Intensive and in-depth study of important works of fiction and fiction writers in pertinent literary, critical, and cultural contexts. This course may be repeated for credit provided the post-colon subject matter is verifiably different.
ENG 572 Drama Studies (post-colon) – 3 SH
Intensive and in-depth study of important plays and playwrights in pertinent literary, critical, and cultural contexts. This course may be repeated for credit provided the post-colon subject matter is verifiably different.
ENG 574 Poetry Studies (post-colon) – 3 SH
Intensive, in-depth study of significant poet(s), movements, or genre of poetry in relationship to their literary, critical and cultural contexts. This course may be repeated for credit provided the post-colon subject matter is verifiably different.
ENG/WRT 585 An Apprenticeship in Teaching College Writing – 1-3 SH
Restricted to graduate students in English, this course focuses on the theory and practice of teaching freshman composition. Students will be responsible for attending seminars in rhetorical theory with a workshop component in the practicalities of teaching composition, conducting writing and discussion sessions with students in freshman composition, and commenting on and evaluating essays. Written assignments based on the reading for the course will be required. This variable credit course may be taken for up to three credits.
ENG/WRT 586 Practicum in Teaching College Writing – 1-3 SH
Restricted to graduate assistants in English, this course is a workshop for discussion of problems encountered in teaching freshman composition. This course may be taken for one-to-three credits per semester for as long as the student is a graduate assistant. Prerequisite: ENG 585. Students may take a total of three credits towards the degree, three credits in ENG 585 or three credits in ENG 586, or a combination of three credits from the two courses (ENG 585 & ENG 586).
ENG 592 Independent Thesis Research in English – 3-6 SH
Designed for students fulfilling the thesis requirements for the Master of Arts in English. Students must follow the thesis guidelines and work independently on thesis research and writing. Individual conferences with the thesis advisor are scheduled as needed. Credit will be granted upon submission of the approved final draft of the thesis and thesis abstract. Permission of both the thesis advisor and the Graduate Coordinator.
Eng 598 Teaching College English – 1-3 SH
This course focuses on the theory and pedagogy of teaching first-year college English, i.e., introductory literature courses (writing intensive), to students of diverse backgrounds. Students are required to attend both the weekly seminar in theory and pedagogy of teaching first-year college English and the weekly teaching workshop. Required of graduate students teaching in the college English program for the first time. This course is also open to other graduate students. This variable credit course may be taken for up to three credits.
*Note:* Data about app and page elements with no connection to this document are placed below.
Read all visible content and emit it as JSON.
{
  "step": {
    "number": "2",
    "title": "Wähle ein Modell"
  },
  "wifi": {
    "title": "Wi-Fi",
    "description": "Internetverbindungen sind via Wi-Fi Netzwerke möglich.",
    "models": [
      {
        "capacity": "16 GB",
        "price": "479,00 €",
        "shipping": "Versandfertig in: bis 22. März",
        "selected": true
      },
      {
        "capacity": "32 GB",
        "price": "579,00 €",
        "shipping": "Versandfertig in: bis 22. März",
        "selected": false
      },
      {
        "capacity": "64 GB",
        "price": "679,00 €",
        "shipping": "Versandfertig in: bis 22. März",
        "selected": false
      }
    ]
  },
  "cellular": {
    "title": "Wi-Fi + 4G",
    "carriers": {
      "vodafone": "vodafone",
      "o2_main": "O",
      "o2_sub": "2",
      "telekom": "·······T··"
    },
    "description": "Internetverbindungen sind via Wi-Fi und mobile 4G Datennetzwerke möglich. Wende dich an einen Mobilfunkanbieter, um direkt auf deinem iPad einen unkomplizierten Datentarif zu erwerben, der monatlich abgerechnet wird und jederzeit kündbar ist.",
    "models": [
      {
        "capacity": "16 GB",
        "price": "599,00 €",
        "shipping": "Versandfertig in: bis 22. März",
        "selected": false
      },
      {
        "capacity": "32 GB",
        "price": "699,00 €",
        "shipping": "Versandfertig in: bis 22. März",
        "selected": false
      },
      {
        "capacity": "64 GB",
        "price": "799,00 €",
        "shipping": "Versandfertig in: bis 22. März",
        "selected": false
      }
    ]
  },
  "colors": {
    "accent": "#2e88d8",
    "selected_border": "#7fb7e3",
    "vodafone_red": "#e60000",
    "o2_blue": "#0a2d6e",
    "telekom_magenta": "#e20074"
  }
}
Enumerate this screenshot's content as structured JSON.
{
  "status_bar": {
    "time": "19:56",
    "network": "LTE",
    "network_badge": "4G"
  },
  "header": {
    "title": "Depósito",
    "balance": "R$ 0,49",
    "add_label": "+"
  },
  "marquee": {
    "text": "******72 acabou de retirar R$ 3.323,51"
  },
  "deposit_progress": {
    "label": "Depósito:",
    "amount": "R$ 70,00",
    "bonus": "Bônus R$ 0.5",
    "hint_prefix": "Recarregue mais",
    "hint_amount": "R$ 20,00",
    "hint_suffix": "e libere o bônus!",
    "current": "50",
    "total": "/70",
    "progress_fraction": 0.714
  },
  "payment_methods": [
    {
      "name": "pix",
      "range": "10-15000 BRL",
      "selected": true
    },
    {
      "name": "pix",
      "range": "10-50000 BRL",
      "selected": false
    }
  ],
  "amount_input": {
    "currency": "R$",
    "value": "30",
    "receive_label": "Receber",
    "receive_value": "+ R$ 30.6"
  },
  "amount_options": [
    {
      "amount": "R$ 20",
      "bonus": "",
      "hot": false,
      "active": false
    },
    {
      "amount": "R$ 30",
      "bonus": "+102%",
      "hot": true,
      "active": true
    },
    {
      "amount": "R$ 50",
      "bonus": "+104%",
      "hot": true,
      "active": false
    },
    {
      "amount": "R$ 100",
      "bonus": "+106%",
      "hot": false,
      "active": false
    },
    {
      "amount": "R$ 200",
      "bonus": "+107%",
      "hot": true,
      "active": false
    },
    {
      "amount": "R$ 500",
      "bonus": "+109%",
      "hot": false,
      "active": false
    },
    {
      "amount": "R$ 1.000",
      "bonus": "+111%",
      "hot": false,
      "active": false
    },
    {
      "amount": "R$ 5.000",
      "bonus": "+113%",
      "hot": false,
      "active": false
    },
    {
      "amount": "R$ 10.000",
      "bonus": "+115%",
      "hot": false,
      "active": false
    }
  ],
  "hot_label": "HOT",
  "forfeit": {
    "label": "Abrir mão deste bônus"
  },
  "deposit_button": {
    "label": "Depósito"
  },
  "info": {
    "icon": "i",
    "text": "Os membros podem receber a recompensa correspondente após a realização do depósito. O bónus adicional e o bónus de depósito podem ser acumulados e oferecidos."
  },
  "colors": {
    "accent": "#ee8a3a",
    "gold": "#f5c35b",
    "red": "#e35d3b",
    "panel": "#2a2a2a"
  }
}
ENG 598 Faculty Developed Course – 1-3 SH
An experimental course offered by the English department as a means of determining its value to the total department program or in response to a particular request from a group of students.
ENG 599 Student Independent Study – 1-3 SH
A vehicle designed to provide the student with an opportunity to develop his or her own learning experience that lies outside the existing graduate course offerings of the English department. The student will design a project and secure a faculty sponsor who has the pertinent expertise. May be taken for a maximum of three credits toward the degree. Prerequisite: Written permission of the faculty sponsor and the English department. Registration through the Division of Graduate Studies office is required.